Thursday, December 8, 2022

“As someone who does not inherently enjoy writing, I was very much hesitant to enroll in Writing and Community Outreach,” honors student Josh Hutton admits. He goes on to say, “My hesitations were quickly dismissed, however, because the class was much more than that.”

Writing and Community Outreach, a general education course, is one of many venues through which the University of Iowa endeavors to connect with the broader Iowa City community. Like many courses offered at the UI, it has an honors section. Sara McGuirk, the honors section instructor, plays an active role in many departments at the university. Her work ranges from coaching women’s rugby to teaching various English courses.

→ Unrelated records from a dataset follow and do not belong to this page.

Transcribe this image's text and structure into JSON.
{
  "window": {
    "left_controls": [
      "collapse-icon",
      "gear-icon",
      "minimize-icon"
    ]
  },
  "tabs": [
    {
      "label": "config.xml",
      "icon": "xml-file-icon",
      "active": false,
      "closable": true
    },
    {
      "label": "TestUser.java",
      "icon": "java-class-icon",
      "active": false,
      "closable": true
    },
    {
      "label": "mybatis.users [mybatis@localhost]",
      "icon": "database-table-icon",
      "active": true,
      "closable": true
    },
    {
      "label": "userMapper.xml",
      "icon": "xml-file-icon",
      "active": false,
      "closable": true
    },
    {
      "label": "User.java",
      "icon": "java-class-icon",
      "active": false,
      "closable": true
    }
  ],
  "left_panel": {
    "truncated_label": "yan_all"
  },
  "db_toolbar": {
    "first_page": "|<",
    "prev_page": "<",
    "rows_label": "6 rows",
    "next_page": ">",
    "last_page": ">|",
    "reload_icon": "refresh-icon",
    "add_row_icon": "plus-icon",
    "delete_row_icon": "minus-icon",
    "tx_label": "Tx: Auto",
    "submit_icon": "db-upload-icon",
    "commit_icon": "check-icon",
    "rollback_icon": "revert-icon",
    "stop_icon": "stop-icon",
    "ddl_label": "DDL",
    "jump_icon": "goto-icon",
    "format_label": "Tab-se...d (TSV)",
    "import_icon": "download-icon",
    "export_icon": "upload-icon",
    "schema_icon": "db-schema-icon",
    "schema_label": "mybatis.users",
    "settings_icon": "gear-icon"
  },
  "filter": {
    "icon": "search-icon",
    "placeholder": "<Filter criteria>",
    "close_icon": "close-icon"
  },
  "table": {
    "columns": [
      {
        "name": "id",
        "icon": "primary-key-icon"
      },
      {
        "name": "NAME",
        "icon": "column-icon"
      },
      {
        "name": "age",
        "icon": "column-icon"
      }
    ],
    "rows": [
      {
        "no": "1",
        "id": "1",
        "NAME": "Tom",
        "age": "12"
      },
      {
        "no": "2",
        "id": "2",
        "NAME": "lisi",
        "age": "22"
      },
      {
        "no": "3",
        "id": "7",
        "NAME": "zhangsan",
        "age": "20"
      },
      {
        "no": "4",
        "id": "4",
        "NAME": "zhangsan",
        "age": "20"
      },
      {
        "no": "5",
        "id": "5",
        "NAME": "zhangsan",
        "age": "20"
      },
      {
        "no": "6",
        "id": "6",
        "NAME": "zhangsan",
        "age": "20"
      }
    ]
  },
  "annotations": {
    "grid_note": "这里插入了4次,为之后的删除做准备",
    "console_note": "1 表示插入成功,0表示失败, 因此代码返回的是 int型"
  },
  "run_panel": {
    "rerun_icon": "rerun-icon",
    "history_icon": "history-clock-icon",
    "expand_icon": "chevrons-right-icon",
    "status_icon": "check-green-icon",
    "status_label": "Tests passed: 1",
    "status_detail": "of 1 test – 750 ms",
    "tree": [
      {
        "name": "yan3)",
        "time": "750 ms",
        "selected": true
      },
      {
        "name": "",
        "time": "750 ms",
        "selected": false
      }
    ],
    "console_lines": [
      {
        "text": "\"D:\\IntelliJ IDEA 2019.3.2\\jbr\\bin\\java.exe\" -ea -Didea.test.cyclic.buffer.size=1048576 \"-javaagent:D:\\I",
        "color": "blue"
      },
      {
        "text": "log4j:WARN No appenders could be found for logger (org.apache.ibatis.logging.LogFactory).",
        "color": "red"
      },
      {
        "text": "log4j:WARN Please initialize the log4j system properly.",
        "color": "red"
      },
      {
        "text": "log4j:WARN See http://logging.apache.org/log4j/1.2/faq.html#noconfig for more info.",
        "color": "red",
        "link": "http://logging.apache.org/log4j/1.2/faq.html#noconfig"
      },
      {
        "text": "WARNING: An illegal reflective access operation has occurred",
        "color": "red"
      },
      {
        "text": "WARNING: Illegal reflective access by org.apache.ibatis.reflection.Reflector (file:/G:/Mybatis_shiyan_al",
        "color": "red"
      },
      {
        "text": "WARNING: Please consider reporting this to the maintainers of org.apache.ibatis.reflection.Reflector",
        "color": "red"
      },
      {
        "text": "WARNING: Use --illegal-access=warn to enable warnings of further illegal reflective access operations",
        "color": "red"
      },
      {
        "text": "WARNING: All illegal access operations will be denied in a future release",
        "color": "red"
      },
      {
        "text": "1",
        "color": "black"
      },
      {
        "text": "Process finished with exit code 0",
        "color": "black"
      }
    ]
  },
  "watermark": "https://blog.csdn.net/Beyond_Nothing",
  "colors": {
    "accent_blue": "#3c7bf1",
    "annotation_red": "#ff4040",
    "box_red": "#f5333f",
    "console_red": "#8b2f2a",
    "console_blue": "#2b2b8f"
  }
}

As the title suggests, Writing and Community Outreach is a course designed to reach out to the Iowa City kindergarten–twelfth grade (K–12) community and offer them opportunities to develop their literacy and compositional skills, usually through lectures and group writing exercises. One such exercise may ask students to write creatively and describe a setting and its characteristics. Writing prompts like these enable students to become comfortable and confident in their abilities. Helping students achieve a greater level of writing is one of many avenues of instruction within the course.

Not only do students within the community develop their skills, but the honors students are challenged in a way that fosters their pedagogical growth. Students are expected to be intellectually engaged and critical of the material. McGuirk points out that students should “bring a creative mind to every learning opportunity…[and] promote interdisciplinary thought processes.” McGuirk also emphasizes that students should “talk about [their] relationships to writing,” referring to sensitive topics and what inspires them to write in the first place.

Mallory Hellman, the director of the Iowa Youth Writing Project and course supervisor for Writing and Community Outreach, posits that “an ancillary benefit of [the course] was that students who were in this course would learn a lot more about the communities they were engaging [with].” The class prompts students to grow as both thoughtful writers and critical thinkers while getting involved with the Iowa City community in a positive way.

While in the class, Hutton’s group worked with the elementary school students. He notes, “I had such fun planning and implementing our lesson plans with the students. Not only was I able to enjoy the class, but I was also able to be out in the community and learn what it meant to engage with others and truly try to make a difference.”

Additionally, it is intended for students to develop as conscientious, accepting individuals capable of working with and educating all manners of people, regardless of heritage, appearance, and other traits. Several of these growth exercises consist of reflections where students write about their place in the world (such as their socioeconomic status, race, and age), then describe both internal and external conflicts that emerge as a result. In the course, McGuirk explains, “Students will have extensive discussions exploring the historical and structural basis for inequality, and we will reflect critically on our own social and cultural perspectives.”

Many exercises and readings in the course address specific objectives: confronting systemic racism and abuse, educating children, creating safe educational spaces where students can express themselves and ask questions, and more. For example, several discussions in the course encourage students to talk about issues caused by racial and class stratifications and highlight the reasons behind these issues. Students then have the opportunity to demonstrate and further improve their freshly developed skills with K–12 Iowa City students, forming a two-way learning experience.

Many students who enroll in the course are pursuing a career in an educational field, which makes Writing and Community Outreach a great option to earn some vital career practice. One outreach effort was aimed at Tate Alternative School, which emphasizes nontraditional educational teaching methods to fit the needs of its students. The Writing and Community Outreach students-turned-teachers who went to Tate felt a bit pressured going into the school because of its unique student population. However, the Tate students found their lesson on the similarities and differences between Shakespeare and Lil’ Wayne’s styles of poetry to be fascinating.

Writing and Community Outreach is an opportunity for both the university and K–12 students to develop alongside one another. It is just one of many that the honors program provides across and beyond campus. The mutual benefits to the students and students-turned-teachers are inspiring for those looking to reach out to their community.
Hutton muses, “Sure, I learned about myself as a writer, but I think more importantly this class taught me how to adapt, how to remember that there are so many in every community who are neglected and forgotten about, and that being involved in the community is needed now more than ever.”